Despite the fact that both Prince William and Oundle School have implemented a ban on mobile phone usage around school, with the latter disallowing them in town as well, this does not deter students from using their phones. The urge to use mobiles on the street seems irresistible. One Oundle School pupil said: ‘It’s impossible to ignore the pull of social media, and I constantly find myself checking applications such as Facebook or Instagram whenever I have the chance.’
The question is, what kind of effect does this have on street life? Watching the midday morning rush of pupils and adults, it is astonishing to see how few people even look up from their screens when crossing the road, especially on the particularly hazardous crossing where Glapthorn Road and Blackpot Lane intercept.

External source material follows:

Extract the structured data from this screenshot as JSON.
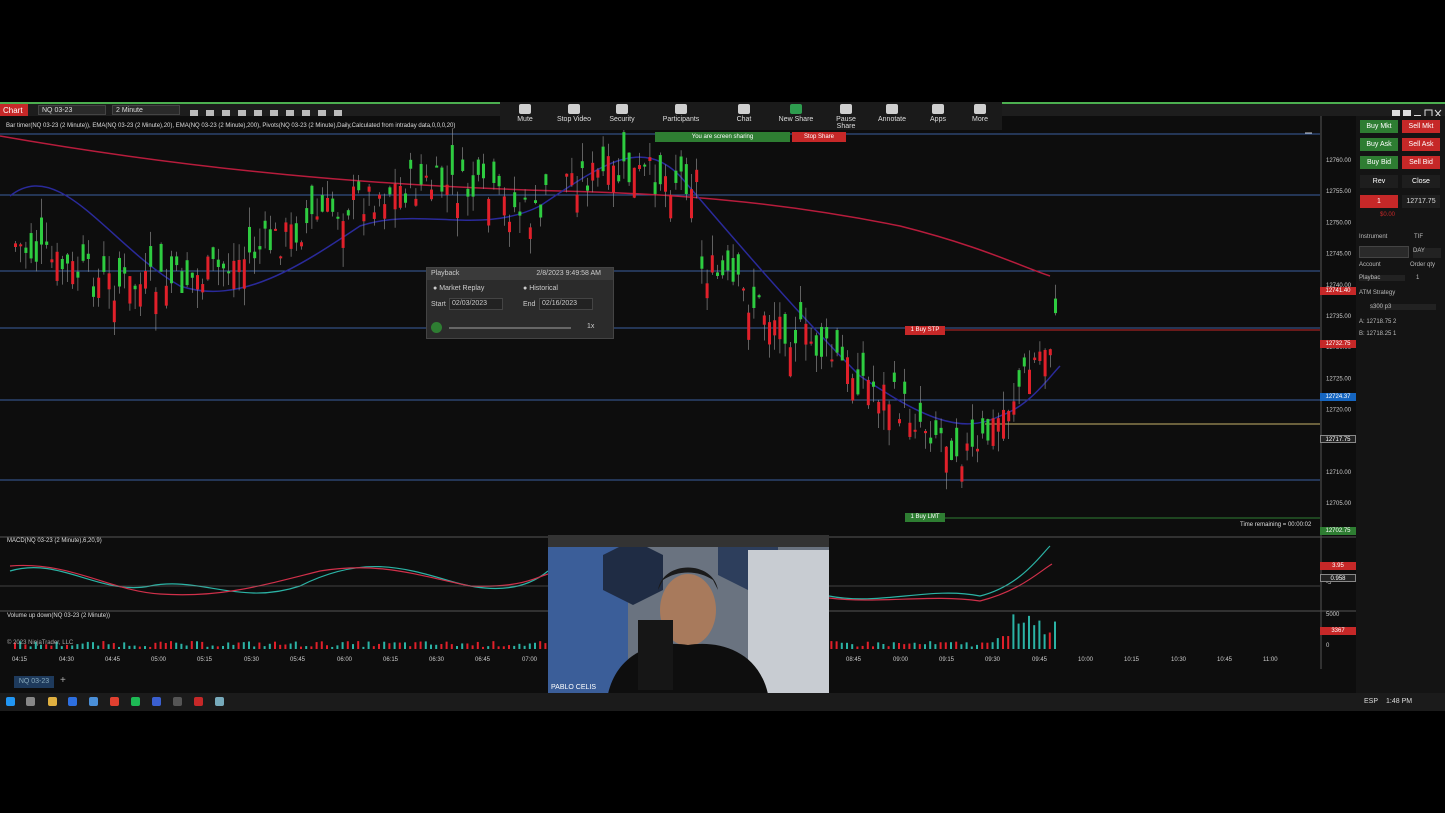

German youths describe such people as being ‘smombies’ a cross between the words ‘smartphone’ and ‘zombies.’ Not being able to ‘resist the pull’ seems to be evidence of addiction, and a survey conducted by Social Media Today has found that teens between the ages of 15-19 spend at least three hours a day on social media. That’s 21 hours a week; nearly a full day a week is taken up by meaningless scrolling.
The Daily Mail recently found that 42% of people in the UK have walked into something while using their phone. One pupil told me: ‘I was reading a text on my phone, which meant I wasn’t concentrating, and I walked face first into a tree and banged my head.’
Next time you are walking down the street looking ‘smobified’ why not just take a look around. You will not be surprised to see the number of people (even in Oundle) walking hunched over their phones.
By Sabrina Hirst